On September 8, DHS waived Jones Act requirements for one week for gasoline and other refined products shipments from ports in New York, Pennsylvania, Texas and Louisiana to ports in South Carolina, Georgia, Florida, and Puerto Rico. The waiver was aimed at lessening a potential supply crunch following Hurricanes Harvey and Irma.
DHS later extended that waiver to September 22 and broadened it to include shipments from New Jersey, Delaware, Maryland, New Mexico, Mississippi, Alabama and Arkansas to North Carolina, Virginia, and West Virginia, as well as the seven states and Puerto Rico covered by the original waiver.

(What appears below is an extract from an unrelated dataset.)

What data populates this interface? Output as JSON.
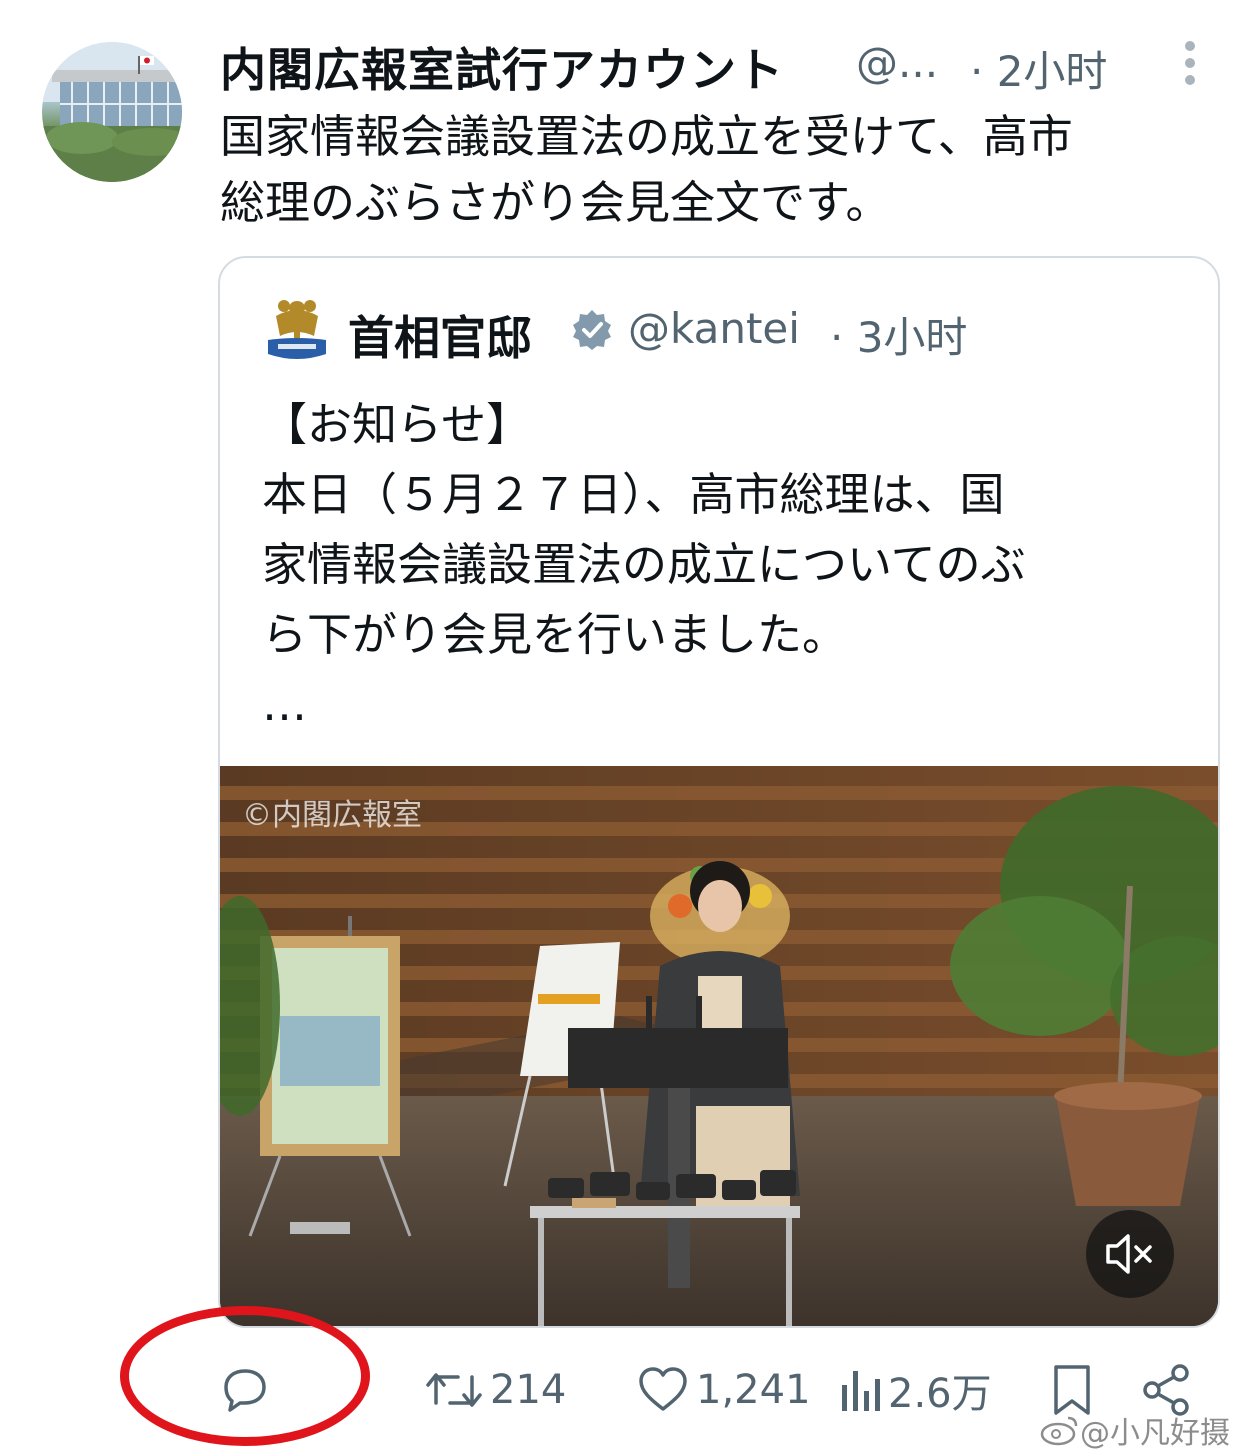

The waiver expired on Friday.
In its statement, DHS said that the waiver request for Puerto Rico was different, since any supply issue there would not be caused by lack of available US-flagged vessels.
"After Hurricanes Harvey and Irma, the rationale for a Jones Act waiver was to facilitate movement of petroleum to numerous places along the east coast, and making up for the loss of very high capacity pipelines," DHS said. "The situation in Puerto Rico is much different."
The US exported 270,000 b/d of crude and refined products to Puerto Rico in May, its highest monthly average since November 2015 when 732,000 b/d were exported, according to the US Energy Information Administration.
An average of 318,000 b/d of US crude and products were shipped to Puerto Rico in 2016, down from 1.4 million b/d in 2015 and its lowest export rate to Puerto Rico in decades.
In June 2016, Representative Gary Palmer, Republican-Alabama, unsuccessfully attempted to attach a Jones Act waiver to a bill to restructure Puerto Rico's then-$70 billion debt, arguing that it would give the island access to lower-priced commodities.
"If exempted, Puerto Rico's power companies would be able to replace foreign-sourced oil with cheaper, cleaner, US-sourced natural gas," Palmer said in a statement.
Palmer's effort failed to make it out of committee.
--Brian Scheid, firstname.lastname@example.org
--Edited by Jonathan Dart, email@example.com